The problem >>
Below are the records; copy each line in which "subtitle" occurs.

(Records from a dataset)
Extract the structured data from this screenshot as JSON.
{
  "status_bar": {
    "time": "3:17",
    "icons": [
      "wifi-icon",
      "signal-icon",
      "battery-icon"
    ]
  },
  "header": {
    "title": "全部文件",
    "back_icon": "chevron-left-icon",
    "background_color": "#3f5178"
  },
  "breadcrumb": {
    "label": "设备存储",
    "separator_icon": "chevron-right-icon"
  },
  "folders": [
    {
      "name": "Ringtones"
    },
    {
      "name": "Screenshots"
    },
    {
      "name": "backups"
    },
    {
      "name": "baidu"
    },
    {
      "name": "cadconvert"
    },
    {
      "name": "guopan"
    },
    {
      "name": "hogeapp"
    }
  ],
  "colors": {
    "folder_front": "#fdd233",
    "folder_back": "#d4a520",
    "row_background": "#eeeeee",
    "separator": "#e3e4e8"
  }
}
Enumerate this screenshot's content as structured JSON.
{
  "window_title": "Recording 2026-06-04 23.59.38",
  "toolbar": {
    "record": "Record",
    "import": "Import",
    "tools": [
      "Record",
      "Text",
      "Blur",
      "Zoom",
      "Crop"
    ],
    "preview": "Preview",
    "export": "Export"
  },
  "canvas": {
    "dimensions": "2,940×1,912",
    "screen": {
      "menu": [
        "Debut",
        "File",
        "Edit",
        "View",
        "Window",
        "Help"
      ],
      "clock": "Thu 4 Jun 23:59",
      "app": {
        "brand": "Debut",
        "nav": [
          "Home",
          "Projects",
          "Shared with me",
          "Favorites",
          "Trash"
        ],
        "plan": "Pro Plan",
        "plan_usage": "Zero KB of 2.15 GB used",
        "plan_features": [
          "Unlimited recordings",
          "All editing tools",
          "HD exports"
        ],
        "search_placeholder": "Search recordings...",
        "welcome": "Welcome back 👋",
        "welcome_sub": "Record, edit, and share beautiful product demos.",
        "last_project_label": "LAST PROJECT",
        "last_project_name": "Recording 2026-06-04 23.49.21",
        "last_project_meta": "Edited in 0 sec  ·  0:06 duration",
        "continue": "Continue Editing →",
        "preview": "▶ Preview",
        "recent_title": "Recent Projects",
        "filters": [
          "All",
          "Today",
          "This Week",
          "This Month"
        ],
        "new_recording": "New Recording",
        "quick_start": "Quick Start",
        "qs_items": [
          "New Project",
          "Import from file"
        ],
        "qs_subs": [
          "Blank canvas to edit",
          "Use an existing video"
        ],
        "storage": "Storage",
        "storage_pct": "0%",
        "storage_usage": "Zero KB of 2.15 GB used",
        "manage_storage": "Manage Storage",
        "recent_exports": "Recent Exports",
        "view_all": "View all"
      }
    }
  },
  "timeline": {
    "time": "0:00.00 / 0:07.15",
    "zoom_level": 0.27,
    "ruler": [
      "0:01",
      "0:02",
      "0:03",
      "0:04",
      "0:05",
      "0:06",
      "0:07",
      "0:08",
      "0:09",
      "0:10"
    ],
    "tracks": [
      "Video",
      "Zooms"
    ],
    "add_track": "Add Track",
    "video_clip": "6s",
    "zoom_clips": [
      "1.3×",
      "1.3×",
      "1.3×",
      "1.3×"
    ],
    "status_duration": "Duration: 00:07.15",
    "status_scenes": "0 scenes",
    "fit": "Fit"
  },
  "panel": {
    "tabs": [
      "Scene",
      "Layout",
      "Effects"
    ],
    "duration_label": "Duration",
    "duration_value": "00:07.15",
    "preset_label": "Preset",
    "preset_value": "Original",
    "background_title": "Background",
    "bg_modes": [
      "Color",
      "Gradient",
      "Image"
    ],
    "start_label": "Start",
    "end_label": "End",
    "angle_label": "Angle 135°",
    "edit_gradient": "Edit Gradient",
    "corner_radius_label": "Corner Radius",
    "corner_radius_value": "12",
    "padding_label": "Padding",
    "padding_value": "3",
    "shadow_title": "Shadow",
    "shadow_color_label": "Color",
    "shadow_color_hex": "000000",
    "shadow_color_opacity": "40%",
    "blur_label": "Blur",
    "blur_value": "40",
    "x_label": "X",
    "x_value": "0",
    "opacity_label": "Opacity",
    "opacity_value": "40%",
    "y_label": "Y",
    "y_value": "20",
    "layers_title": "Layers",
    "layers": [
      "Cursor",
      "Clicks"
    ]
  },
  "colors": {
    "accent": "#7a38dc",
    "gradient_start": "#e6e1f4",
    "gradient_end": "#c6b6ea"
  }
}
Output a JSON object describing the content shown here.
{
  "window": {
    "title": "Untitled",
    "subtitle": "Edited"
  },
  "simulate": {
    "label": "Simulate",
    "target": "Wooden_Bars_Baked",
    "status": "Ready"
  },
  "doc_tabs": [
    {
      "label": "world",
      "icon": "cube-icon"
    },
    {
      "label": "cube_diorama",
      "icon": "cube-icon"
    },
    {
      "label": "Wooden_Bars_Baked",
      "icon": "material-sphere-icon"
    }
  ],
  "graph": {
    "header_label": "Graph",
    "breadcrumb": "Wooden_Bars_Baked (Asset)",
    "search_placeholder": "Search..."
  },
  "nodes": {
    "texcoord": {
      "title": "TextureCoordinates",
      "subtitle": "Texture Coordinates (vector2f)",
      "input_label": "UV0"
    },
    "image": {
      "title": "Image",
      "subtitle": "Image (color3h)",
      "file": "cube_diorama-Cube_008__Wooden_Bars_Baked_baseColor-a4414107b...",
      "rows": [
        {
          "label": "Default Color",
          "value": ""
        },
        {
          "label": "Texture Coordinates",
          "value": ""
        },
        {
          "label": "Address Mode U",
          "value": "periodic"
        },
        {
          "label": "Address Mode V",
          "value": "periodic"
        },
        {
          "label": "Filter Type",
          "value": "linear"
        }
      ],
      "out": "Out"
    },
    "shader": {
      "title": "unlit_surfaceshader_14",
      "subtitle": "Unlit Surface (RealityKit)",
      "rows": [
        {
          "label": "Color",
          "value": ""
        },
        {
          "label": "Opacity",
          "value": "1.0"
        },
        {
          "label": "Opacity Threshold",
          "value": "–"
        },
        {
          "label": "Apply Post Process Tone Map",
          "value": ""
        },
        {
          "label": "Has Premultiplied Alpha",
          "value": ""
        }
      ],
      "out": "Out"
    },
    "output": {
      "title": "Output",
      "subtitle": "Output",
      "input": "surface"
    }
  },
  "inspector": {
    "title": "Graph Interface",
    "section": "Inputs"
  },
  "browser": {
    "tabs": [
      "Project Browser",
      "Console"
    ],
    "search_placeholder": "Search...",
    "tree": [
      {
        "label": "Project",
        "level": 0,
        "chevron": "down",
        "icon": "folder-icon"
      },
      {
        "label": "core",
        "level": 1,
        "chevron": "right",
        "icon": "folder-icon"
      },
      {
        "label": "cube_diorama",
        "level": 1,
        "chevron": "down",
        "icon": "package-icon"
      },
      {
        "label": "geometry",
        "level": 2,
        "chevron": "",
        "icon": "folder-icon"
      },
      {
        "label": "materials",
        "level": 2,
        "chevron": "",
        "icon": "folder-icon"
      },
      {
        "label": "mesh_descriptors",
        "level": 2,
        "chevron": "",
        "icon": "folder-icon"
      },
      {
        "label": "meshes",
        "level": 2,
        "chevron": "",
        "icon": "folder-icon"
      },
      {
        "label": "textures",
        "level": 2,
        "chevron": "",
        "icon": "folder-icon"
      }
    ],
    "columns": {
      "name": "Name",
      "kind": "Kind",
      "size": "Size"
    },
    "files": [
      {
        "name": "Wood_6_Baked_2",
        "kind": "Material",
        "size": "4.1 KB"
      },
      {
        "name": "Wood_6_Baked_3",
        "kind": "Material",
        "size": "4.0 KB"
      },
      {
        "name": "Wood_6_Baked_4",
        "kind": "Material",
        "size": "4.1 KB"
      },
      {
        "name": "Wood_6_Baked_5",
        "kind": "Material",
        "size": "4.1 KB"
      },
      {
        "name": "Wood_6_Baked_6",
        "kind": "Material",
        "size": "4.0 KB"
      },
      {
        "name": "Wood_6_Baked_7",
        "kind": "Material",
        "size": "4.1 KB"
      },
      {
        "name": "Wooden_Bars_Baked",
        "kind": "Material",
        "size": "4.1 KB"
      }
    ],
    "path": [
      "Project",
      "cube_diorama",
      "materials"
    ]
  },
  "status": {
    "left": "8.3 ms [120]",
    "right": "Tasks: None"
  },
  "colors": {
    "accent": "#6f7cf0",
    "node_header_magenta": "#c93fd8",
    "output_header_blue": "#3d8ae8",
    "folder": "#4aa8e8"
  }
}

Answer to the exercise >>
    "subtitle": "Edited"
      "subtitle": "Texture Coordinates (vector2f)",
      "subtitle": "Image (color3h)",
      "subtitle": "Unlit Surface (RealityKit)",
      "subtitle": "Output",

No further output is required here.